[Work instruction]:
In the material below, count the lines where the word "percorso" appears. Nothing but the number, please.

○ ○ ○ ○

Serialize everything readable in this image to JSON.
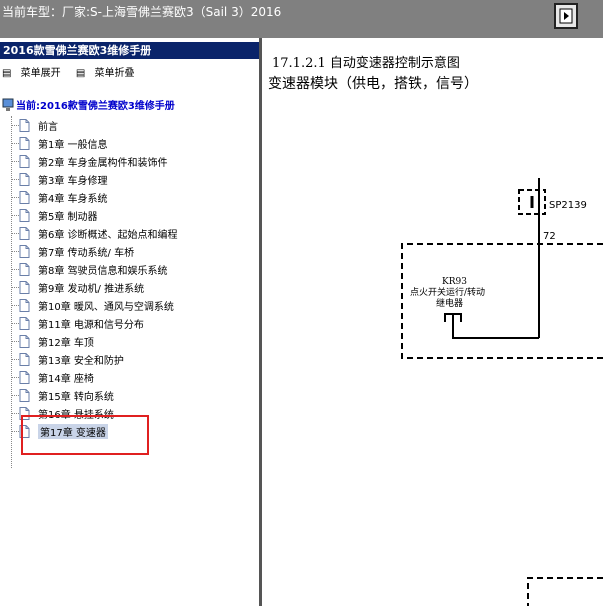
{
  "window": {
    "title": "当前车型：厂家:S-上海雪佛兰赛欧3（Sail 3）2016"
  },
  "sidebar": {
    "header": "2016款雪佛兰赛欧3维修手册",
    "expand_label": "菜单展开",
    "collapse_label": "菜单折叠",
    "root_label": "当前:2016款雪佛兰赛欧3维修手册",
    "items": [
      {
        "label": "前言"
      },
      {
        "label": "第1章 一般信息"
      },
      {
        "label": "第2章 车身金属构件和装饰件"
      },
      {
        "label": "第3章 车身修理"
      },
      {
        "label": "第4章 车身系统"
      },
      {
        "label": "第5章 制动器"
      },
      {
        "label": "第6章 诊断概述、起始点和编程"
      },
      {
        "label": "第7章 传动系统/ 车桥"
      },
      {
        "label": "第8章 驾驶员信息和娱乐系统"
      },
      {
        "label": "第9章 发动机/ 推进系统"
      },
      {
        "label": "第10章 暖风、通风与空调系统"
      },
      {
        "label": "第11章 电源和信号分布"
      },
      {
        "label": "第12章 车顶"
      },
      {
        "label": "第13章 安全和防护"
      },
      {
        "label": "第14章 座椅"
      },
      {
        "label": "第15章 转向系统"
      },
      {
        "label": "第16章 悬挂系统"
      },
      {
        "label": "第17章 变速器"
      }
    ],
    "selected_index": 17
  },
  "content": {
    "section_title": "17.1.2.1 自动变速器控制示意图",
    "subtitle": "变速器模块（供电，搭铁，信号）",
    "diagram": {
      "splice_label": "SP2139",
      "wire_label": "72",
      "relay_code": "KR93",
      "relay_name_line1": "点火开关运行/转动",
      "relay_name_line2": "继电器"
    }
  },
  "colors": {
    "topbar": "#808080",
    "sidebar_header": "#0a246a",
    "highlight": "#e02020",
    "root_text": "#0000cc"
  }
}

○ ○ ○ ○

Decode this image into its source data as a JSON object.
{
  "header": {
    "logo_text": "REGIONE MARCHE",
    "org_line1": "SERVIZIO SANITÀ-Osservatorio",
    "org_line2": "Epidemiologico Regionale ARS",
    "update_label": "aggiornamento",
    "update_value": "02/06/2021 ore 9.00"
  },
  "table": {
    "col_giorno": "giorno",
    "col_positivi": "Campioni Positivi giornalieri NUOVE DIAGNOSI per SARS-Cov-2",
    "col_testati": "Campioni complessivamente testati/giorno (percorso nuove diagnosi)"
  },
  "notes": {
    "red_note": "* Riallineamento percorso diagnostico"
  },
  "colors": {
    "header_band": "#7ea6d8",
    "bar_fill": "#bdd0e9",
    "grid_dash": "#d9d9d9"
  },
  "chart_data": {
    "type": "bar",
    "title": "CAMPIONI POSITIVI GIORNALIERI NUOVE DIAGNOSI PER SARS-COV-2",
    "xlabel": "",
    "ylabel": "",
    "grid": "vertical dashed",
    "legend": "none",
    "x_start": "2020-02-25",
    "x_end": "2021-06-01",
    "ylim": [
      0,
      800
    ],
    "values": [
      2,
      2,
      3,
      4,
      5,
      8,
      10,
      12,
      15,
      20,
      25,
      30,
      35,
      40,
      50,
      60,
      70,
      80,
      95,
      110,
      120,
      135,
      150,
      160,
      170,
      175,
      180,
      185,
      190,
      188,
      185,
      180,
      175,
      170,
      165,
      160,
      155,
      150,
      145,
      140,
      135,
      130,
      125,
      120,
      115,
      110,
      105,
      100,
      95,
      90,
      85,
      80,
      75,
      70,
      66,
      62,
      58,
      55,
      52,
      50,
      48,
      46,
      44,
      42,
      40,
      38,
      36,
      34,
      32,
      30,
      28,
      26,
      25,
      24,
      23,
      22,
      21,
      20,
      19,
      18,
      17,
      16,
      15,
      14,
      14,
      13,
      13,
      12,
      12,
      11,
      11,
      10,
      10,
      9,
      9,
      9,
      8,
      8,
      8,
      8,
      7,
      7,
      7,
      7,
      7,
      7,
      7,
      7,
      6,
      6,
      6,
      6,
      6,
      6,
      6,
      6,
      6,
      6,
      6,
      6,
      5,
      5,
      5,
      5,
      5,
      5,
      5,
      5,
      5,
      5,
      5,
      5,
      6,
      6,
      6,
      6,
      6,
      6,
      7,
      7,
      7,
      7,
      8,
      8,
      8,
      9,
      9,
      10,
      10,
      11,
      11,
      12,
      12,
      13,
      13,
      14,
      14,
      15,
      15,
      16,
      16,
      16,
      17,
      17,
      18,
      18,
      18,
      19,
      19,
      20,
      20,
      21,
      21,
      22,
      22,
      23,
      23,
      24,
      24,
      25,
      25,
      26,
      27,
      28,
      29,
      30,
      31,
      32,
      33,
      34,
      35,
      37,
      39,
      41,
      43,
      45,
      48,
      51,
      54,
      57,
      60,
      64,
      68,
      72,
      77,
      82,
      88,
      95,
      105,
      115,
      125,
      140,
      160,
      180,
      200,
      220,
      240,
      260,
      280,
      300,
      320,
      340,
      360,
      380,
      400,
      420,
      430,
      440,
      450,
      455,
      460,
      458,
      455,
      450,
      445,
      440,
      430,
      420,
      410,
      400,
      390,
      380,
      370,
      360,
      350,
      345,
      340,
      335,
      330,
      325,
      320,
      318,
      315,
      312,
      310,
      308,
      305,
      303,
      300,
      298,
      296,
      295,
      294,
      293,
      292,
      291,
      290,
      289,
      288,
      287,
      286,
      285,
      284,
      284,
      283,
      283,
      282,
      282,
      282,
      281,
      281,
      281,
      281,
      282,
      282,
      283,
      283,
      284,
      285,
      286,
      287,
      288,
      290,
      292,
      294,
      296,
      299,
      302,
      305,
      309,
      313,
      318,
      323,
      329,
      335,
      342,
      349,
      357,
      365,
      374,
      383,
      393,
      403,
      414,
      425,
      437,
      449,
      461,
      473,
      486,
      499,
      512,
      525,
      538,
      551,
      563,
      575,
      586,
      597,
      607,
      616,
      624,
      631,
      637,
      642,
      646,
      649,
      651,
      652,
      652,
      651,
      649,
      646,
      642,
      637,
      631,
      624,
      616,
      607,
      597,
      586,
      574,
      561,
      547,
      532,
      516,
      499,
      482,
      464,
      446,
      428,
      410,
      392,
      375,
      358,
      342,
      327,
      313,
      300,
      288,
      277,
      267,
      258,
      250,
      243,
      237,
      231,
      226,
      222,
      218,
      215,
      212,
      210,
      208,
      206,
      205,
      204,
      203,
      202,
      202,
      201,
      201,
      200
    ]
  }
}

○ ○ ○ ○

[Result of the task]:
2